▶ [BRIEF] The entries should be restated word for word.
── ENTRIES SHOWN
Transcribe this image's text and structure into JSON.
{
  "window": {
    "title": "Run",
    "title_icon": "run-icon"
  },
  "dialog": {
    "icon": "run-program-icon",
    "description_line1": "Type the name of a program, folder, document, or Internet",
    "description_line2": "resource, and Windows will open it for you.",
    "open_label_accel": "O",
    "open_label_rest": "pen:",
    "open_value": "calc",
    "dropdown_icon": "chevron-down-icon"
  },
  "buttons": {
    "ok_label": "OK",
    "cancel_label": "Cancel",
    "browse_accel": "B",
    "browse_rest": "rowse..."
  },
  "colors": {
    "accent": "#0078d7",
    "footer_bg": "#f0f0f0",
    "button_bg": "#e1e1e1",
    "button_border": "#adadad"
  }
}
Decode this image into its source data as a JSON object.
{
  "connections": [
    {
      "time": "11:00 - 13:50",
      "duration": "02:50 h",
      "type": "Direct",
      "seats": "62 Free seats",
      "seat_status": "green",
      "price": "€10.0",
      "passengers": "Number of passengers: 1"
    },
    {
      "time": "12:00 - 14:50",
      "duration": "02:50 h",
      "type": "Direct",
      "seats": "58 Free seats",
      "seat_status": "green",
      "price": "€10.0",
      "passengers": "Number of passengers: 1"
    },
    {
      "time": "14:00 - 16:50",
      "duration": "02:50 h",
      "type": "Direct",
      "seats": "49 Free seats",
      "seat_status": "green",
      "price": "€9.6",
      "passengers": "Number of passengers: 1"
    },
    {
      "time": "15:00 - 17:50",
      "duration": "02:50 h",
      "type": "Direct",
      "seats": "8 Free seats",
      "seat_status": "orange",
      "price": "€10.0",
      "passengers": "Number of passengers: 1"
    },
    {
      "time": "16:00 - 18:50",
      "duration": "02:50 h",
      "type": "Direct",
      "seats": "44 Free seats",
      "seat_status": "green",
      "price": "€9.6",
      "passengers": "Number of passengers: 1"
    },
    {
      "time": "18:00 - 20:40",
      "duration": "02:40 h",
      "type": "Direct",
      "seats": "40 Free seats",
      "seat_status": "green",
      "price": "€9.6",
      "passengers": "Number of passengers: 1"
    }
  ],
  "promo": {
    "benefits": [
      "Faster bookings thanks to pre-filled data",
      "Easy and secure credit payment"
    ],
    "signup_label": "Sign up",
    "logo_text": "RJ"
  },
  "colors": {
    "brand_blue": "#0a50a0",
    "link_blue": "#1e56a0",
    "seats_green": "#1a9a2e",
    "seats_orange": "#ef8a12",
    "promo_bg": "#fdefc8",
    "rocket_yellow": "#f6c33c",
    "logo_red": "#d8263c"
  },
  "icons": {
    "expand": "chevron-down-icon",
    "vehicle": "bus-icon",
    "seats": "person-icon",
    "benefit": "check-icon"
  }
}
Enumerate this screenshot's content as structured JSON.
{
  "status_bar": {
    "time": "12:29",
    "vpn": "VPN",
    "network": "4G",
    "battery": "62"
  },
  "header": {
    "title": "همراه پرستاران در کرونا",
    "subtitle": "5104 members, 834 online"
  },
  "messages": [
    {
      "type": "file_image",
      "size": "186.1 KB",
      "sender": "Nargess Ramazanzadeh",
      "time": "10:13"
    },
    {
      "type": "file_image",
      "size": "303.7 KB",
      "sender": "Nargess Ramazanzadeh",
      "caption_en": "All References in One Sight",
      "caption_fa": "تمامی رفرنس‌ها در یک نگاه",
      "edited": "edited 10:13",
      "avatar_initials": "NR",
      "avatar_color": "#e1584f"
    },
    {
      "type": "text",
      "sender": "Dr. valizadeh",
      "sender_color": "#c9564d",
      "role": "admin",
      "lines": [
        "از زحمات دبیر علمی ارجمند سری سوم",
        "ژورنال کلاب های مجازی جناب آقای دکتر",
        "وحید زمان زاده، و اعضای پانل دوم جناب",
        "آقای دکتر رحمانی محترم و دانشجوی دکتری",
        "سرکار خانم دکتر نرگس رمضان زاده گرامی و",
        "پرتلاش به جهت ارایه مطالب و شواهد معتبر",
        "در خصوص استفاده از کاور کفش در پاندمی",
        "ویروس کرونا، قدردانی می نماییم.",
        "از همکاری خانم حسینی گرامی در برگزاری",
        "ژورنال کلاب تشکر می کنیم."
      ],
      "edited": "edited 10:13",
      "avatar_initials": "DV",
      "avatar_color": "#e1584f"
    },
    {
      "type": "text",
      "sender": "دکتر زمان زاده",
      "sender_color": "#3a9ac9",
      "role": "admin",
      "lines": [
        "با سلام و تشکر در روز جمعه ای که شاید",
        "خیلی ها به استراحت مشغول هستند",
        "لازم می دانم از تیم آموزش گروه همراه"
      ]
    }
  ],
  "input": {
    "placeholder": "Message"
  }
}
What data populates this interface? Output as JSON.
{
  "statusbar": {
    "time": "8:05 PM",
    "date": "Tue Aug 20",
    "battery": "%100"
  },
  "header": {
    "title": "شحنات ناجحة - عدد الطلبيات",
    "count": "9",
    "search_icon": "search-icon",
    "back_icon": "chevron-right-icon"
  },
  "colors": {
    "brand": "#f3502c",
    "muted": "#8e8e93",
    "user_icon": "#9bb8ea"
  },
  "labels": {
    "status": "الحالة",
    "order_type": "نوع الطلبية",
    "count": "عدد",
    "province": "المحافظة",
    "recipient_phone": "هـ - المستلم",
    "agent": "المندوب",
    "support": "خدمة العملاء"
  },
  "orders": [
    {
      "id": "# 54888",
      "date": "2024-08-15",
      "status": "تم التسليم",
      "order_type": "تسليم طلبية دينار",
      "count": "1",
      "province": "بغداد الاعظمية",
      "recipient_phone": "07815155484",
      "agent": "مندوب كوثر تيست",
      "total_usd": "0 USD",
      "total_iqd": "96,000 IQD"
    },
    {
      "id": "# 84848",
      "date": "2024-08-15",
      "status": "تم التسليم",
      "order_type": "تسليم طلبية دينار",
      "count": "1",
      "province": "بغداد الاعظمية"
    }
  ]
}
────
▶ [FINAL ANSWER]
Transcribe this image's text and structure into JSON.
{
  "window": {
    "title": "Run",
    "title_icon": "run-icon"
  },
  "dialog": {
    "icon": "run-program-icon",
    "description_line1": "Type the name of a program, folder, document, or Internet",
    "description_line2": "resource, and Windows will open it for you.",
    "open_label_accel": "O",
    "open_label_rest": "pen:",
    "open_value": "calc",
    "dropdown_icon": "chevron-down-icon"
  },
  "buttons": {
    "ok_label": "OK",
    "cancel_label": "Cancel",
    "browse_accel": "B",
    "browse_rest": "rowse..."
  },
  "colors": {
    "accent": "#0078d7",
    "footer_bg": "#f0f0f0",
    "button_bg": "#e1e1e1",
    "button_border": "#adadad"
  }
}
Decode this image into its source data as a JSON object.
{
  "connections": [
    {
      "time": "11:00 - 13:50",
      "duration": "02:50 h",
      "type": "Direct",
      "seats": "62 Free seats",
      "seat_status": "green",
      "price": "€10.0",
      "passengers": "Number of passengers: 1"
    },
    {
      "time": "12:00 - 14:50",
      "duration": "02:50 h",
      "type": "Direct",
      "seats": "58 Free seats",
      "seat_status": "green",
      "price": "€10.0",
      "passengers": "Number of passengers: 1"
    },
    {
      "time": "14:00 - 16:50",
      "duration": "02:50 h",
      "type": "Direct",
      "seats": "49 Free seats",
      "seat_status": "green",
      "price": "€9.6",
      "passengers": "Number of passengers: 1"
    },
    {
      "time": "15:00 - 17:50",
      "duration": "02:50 h",
      "type": "Direct",
      "seats": "8 Free seats",
      "seat_status": "orange",
      "price": "€10.0",
      "passengers": "Number of passengers: 1"
    },
    {
      "time": "16:00 - 18:50",
      "duration": "02:50 h",
      "type": "Direct",
      "seats": "44 Free seats",
      "seat_status": "green",
      "price": "€9.6",
      "passengers": "Number of passengers: 1"
    },
    {
      "time": "18:00 - 20:40",
      "duration": "02:40 h",
      "type": "Direct",
      "seats": "40 Free seats",
      "seat_status": "green",
      "price": "€9.6",
      "passengers": "Number of passengers: 1"
    }
  ],
  "promo": {
    "benefits": [
      "Faster bookings thanks to pre-filled data",
      "Easy and secure credit payment"
    ],
    "signup_label": "Sign up",
    "logo_text": "RJ"
  },
  "colors": {
    "brand_blue": "#0a50a0",
    "link_blue": "#1e56a0",
    "seats_green": "#1a9a2e",
    "seats_orange": "#ef8a12",
    "promo_bg": "#fdefc8",
    "rocket_yellow": "#f6c33c",
    "logo_red": "#d8263c"
  },
  "icons": {
    "expand": "chevron-down-icon",
    "vehicle": "bus-icon",
    "seats": "person-icon",
    "benefit": "check-icon"
  }
}
Enumerate this screenshot's content as structured JSON.
{
  "status_bar": {
    "time": "12:29",
    "vpn": "VPN",
    "network": "4G",
    "battery": "62"
  },
  "header": {
    "title": "همراه پرستاران در کرونا",
    "subtitle": "5104 members, 834 online"
  },
  "messages": [
    {
      "type": "file_image",
      "size": "186.1 KB",
      "sender": "Nargess Ramazanzadeh",
      "time": "10:13"
    },
    {
      "type": "file_image",
      "size": "303.7 KB",
      "sender": "Nargess Ramazanzadeh",
      "caption_en": "All References in One Sight",
      "caption_fa": "تمامی رفرنس‌ها در یک نگاه",
      "edited": "edited 10:13",
      "avatar_initials": "NR",
      "avatar_color": "#e1584f"
    },
    {
      "type": "text",
      "sender": "Dr. valizadeh",
      "sender_color": "#c9564d",
      "role": "admin",
      "lines": [
        "از زحمات دبیر علمی ارجمند سری سوم",
        "ژورنال کلاب های مجازی جناب آقای دکتر",
        "وحید زمان زاده، و اعضای پانل دوم جناب",
        "آقای دکتر رحمانی محترم و دانشجوی دکتری",
        "سرکار خانم دکتر نرگس رمضان زاده گرامی و",
        "پرتلاش به جهت ارایه مطالب و شواهد معتبر",
        "در خصوص استفاده از کاور کفش در پاندمی",
        "ویروس کرونا، قدردانی می نماییم.",
        "از همکاری خانم حسینی گرامی در برگزاری",
        "ژورنال کلاب تشکر می کنیم."
      ],
      "edited": "edited 10:13",
      "avatar_initials": "DV",
      "avatar_color": "#e1584f"
    },
    {
      "type": "text",
      "sender": "دکتر زمان زاده",
      "sender_color": "#3a9ac9",
      "role": "admin",
      "lines": [
        "با سلام و تشکر در روز جمعه ای که شاید",
        "خیلی ها به استراحت مشغول هستند",
        "لازم می دانم از تیم آموزش گروه همراه"
      ]
    }
  ],
  "input": {
    "placeholder": "Message"
  }
}
What data populates this interface? Output as JSON.
{
  "statusbar": {
    "time": "8:05 PM",
    "date": "Tue Aug 20",
    "battery": "%100"
  },
  "header": {
    "title": "شحنات ناجحة - عدد الطلبيات",
    "count": "9",
    "search_icon": "search-icon",
    "back_icon": "chevron-right-icon"
  },
  "colors": {
    "brand": "#f3502c",
    "muted": "#8e8e93",
    "user_icon": "#9bb8ea"
  },
  "labels": {
    "status": "الحالة",
    "order_type": "نوع الطلبية",
    "count": "عدد",
    "province": "المحافظة",
    "recipient_phone": "هـ - المستلم",
    "agent": "المندوب",
    "support": "خدمة العملاء"
  },
  "orders": [
    {
      "id": "# 54888",
      "date": "2024-08-15",
      "status": "تم التسليم",
      "order_type": "تسليم طلبية دينار",
      "count": "1",
      "province": "بغداد الاعظمية",
      "recipient_phone": "07815155484",
      "agent": "مندوب كوثر تيست",
      "total_usd": "0 USD",
      "total_iqd": "96,000 IQD"
    },
    {
      "id": "# 84848",
      "date": "2024-08-15",
      "status": "تم التسليم",
      "order_type": "تسليم طلبية دينار",
      "count": "1",
      "province": "بغداد الاعظمية"
    }
  ]
}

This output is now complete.